I think this is a pretty good idea. Tell me why I am wrong.

Good morning 2009

I cannot believe it is 2009. I’ve made it to about 1978 on my own personal to-do list. I’m running just a little bit behind.

Time comes at you like a freight train, but it is bad form not to smile and wave as it screeches by. So here’s to 2009, which I am told is the number of the current year.

Some pundits now suggest it was obvious that 2008 would collapse suddenly into 2009. 2008 was not sustainable, they say. It was a bubble, and as a matter of simple arithmetic, 2009 was sure to follow. It was inevitable, they say, like a Kondratieff winter.

Readers of Interfluidity are not so gullible as to fall for that kind of rear-view forecasting. It was always improbable that 2009 would attach itself to any year present or past. After all, 1984 is eternally the number of a dystopian future, and logically the present can be no later than the future. We have not found babies on Jupiter, an event that would be past in any year subsequent to 2001. Sure, strictly speaking, this kind of reasoning should have ruled out 2008 too. But what are the odds that a rent in the fabric of Keynes-Einstein space-time would endure for half a femtosecond, let alone for a whole ‘nother year? No. The smart money expected a correction back to 1931, or 1974, or 1982. 2009 wasn’t even in the running. But here we are. Anybody got a road map?

Who knows. Maybe this peculiar dimension will turn out not to be so bad. Here’s hoping. May it be all sparkly and strange for you. Perhaps we will encounter a benevolent and impossibly advanced alien race, and then discover at the last moment that the comm-screen through which we speak with them is actually a mirror.


I want to take a moment to thank Interfluidity‘s commenters, who continually amaze me. This is one of those websites where the quality of comments almost always exceeds that of the headline posts.

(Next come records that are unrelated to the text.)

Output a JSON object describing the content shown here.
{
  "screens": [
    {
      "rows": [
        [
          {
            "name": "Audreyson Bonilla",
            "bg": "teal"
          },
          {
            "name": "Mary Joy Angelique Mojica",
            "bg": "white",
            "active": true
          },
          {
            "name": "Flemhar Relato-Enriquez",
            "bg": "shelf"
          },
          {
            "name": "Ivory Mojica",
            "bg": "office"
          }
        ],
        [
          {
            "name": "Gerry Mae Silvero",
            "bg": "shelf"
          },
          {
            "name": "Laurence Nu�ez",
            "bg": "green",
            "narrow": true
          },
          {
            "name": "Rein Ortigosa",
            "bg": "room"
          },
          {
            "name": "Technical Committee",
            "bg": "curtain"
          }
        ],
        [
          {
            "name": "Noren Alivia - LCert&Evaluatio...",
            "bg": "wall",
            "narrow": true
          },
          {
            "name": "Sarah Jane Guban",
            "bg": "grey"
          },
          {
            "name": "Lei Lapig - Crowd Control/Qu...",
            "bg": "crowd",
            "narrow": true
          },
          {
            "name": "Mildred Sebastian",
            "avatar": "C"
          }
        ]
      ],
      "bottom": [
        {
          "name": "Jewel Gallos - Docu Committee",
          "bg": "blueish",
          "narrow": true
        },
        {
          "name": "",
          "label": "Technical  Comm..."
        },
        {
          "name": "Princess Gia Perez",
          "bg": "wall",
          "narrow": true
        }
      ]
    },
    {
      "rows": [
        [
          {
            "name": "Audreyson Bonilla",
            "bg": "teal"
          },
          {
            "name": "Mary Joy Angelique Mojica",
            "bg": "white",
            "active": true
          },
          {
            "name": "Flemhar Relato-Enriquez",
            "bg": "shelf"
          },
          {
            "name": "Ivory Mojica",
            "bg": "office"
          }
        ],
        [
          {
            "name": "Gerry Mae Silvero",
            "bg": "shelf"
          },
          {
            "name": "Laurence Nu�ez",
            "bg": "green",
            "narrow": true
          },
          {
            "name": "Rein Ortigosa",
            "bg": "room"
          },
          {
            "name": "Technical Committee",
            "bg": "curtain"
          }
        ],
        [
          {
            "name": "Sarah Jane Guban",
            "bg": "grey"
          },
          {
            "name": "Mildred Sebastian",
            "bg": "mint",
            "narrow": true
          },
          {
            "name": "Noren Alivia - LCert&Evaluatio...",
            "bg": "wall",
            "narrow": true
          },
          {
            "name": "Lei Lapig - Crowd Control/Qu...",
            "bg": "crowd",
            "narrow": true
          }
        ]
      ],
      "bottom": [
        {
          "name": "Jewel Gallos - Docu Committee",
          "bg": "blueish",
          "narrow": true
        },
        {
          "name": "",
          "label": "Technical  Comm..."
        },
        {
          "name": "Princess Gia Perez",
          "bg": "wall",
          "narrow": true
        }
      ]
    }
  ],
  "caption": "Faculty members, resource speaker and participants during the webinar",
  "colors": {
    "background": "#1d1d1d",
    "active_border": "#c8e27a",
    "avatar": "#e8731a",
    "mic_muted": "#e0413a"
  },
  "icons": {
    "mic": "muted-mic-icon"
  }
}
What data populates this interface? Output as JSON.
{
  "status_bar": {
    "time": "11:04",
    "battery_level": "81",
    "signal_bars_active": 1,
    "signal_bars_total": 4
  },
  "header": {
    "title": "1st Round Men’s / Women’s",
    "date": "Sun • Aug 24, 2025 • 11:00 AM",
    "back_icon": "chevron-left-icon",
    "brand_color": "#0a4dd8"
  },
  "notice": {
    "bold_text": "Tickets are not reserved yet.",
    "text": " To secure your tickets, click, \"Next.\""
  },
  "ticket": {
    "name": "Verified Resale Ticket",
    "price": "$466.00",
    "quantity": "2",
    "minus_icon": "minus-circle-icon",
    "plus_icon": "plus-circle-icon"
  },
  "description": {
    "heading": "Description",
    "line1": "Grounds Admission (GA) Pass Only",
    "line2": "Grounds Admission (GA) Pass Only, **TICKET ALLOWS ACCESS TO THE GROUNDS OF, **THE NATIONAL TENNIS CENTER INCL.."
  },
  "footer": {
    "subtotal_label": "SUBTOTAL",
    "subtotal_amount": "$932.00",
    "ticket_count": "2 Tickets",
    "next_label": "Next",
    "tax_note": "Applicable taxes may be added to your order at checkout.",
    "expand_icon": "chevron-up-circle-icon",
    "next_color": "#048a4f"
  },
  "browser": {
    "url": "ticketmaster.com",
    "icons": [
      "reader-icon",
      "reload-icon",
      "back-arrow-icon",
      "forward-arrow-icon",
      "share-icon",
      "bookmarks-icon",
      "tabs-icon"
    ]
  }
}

I’m off in some sunny place right now. I just had a read of the comments attached to my previous, kind of crappy post. Wow. Amazing. Thank you.